to the nature of mind. If we would be still more completely aware of the pernicious tendency of positive institutions, we ought in the last place explicitly to contrast the nature of mind and the nature of government. It is one of the most unquestionable properties of mind to be susceptible of perpetual improvement. It is the inalienable tendency of positive institution, to retain that with which it is conversant for ever in the same state. Is then the perfectibility of understanding an attribute of trivial importance? Can we recollect with coldness and indifference the advantages with which this quality is pregnant to the latest posterity? And how are these advantages to be secured? By incessant industry, by a curiosity never to be disheartened or fatigued, by a spirit of enquiry to which a sublime and philanthropic mind will allow no pause. The circumstance of all others most necessary, is that we should never stand still, that every thing most interesting to the general welfare, wholly delivered from restraint, should be in a state of change, moderate and as it were imperceptible, but continual.

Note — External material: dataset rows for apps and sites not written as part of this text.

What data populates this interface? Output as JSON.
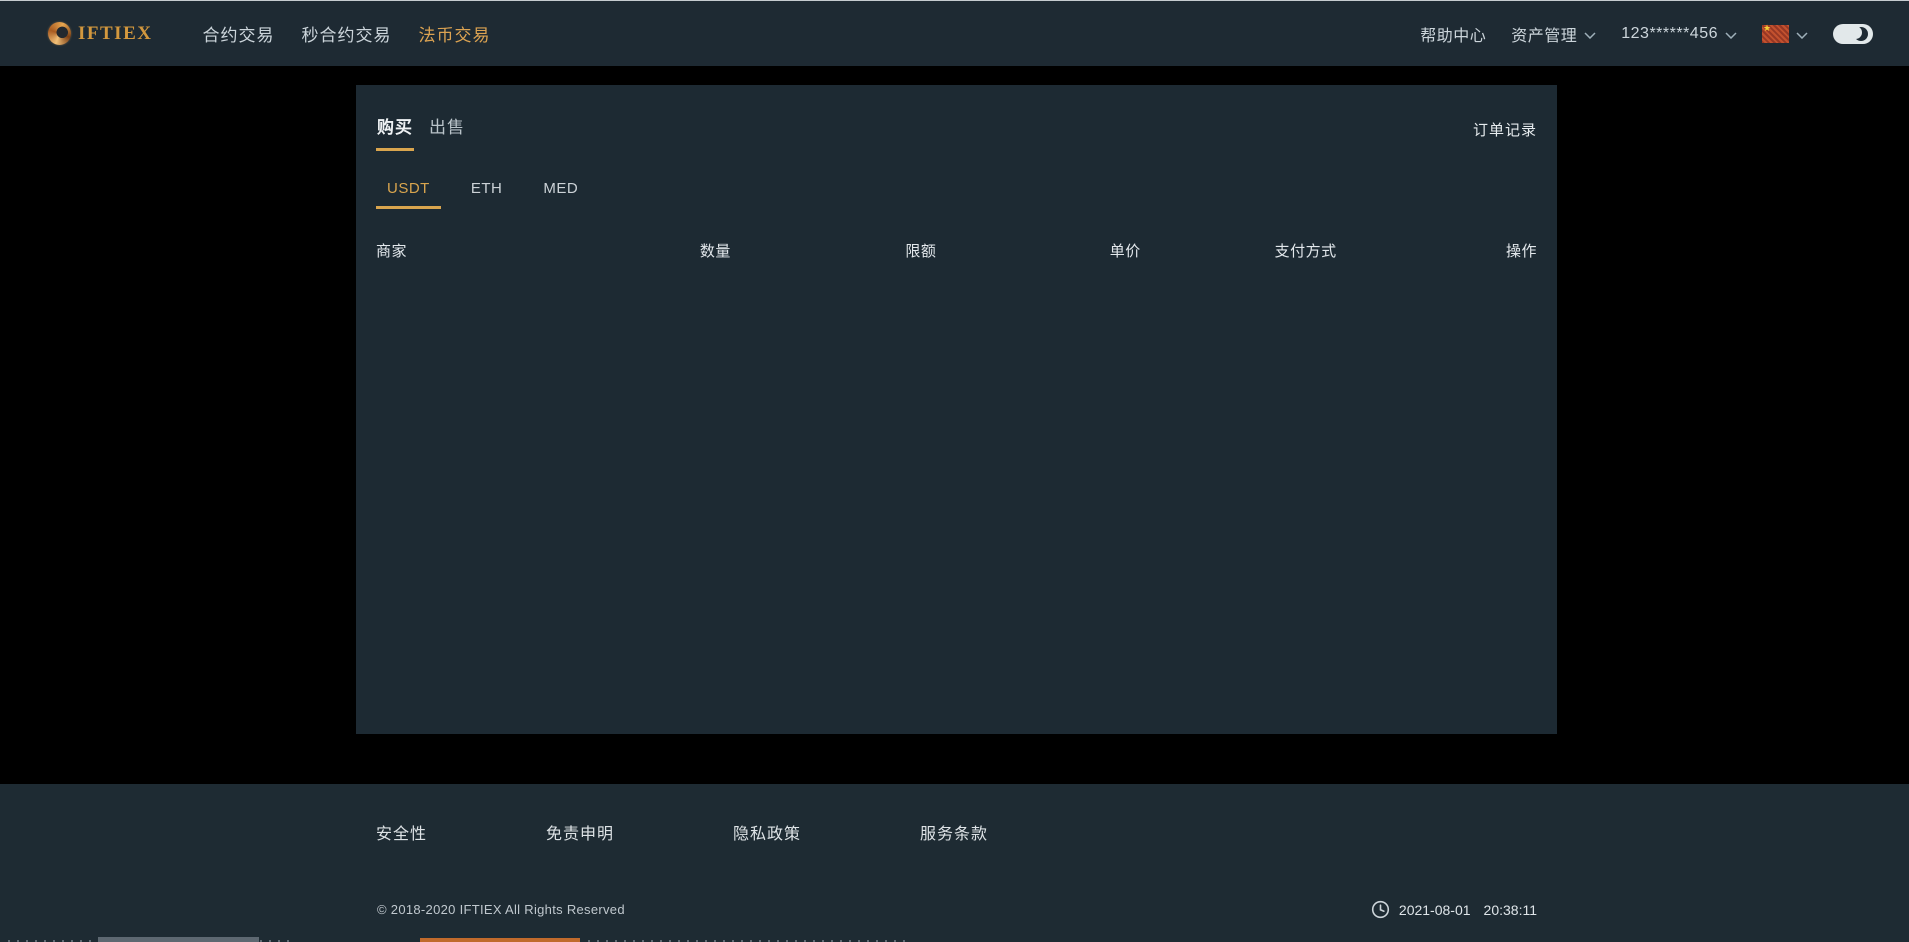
{
  "navbar": {
    "brand": "IFTIEX",
    "items": [
      {
        "label": "合约交易",
        "active": false
      },
      {
        "label": "秒合约交易",
        "active": false
      },
      {
        "label": "法币交易",
        "active": true
      }
    ],
    "help_center": "帮助中心",
    "asset_management": "资产管理",
    "account": "123******456",
    "language_icon": "china-flag-icon",
    "theme_toggle_icon": "moon-icon",
    "theme_toggle_state": "light"
  },
  "panel": {
    "tabs": [
      {
        "label": "购买",
        "active": true
      },
      {
        "label": "出售",
        "active": false
      }
    ],
    "order_records_label": "订单记录",
    "coin_tabs": [
      {
        "label": "USDT",
        "active": true
      },
      {
        "label": "ETH",
        "active": false
      },
      {
        "label": "MED",
        "active": false
      }
    ],
    "table": {
      "headers": [
        "商家",
        "数量",
        "限额",
        "单价",
        "支付方式",
        "操作"
      ],
      "rows": []
    }
  },
  "footer": {
    "links": [
      "安全性",
      "免责申明",
      "隐私政策",
      "服务条款"
    ],
    "copyright": "© 2018-2020 IFTIEX All Rights Reserved",
    "clock_icon": "clock-icon",
    "date": "2021-08-01",
    "time": "20:38:11"
  },
  "colors": {
    "background": "#000000",
    "surface": "#1d2a33",
    "navbar": "#1e2a33",
    "accent_gold": "#d9a54e",
    "nav_active": "#dca352",
    "text_primary": "#eef2f4",
    "text_muted": "#ccd5db",
    "toggle_bg": "#e2e8ea",
    "cutoff_orange": "#c06a2c",
    "cutoff_gray": "#5d6871"
  }
}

Is there any thing that can look with a more malignant aspect upon the general welfare, than an institution tending to give permanence to certain systems and opinions? Such institutions are two ways pernicious; first, which is most material, because they render [2-601] all the future advances of mind infinitely tedious and operose; secondly, because, by violently confining the stream of reflexion, and holding it for a time in an unnatural state, they compel it at last to rush forward with impetuosity, and thus occasion calamities, which, were it free from restraint, would be found extremely foreign to its nature. Is it to be believed that, if the interference of positive institution were out of the question, the progress of mind in past ages would have been so slow, as to have struck the majority of ingenuous observers with despair? The science of Greece and Rome upon the subjects of political justice was in many respects extremely imperfect: yet could we have been so long in appropriating their discoveries, had not the allurements of reward and the menace of persecution united to induce us, not to tru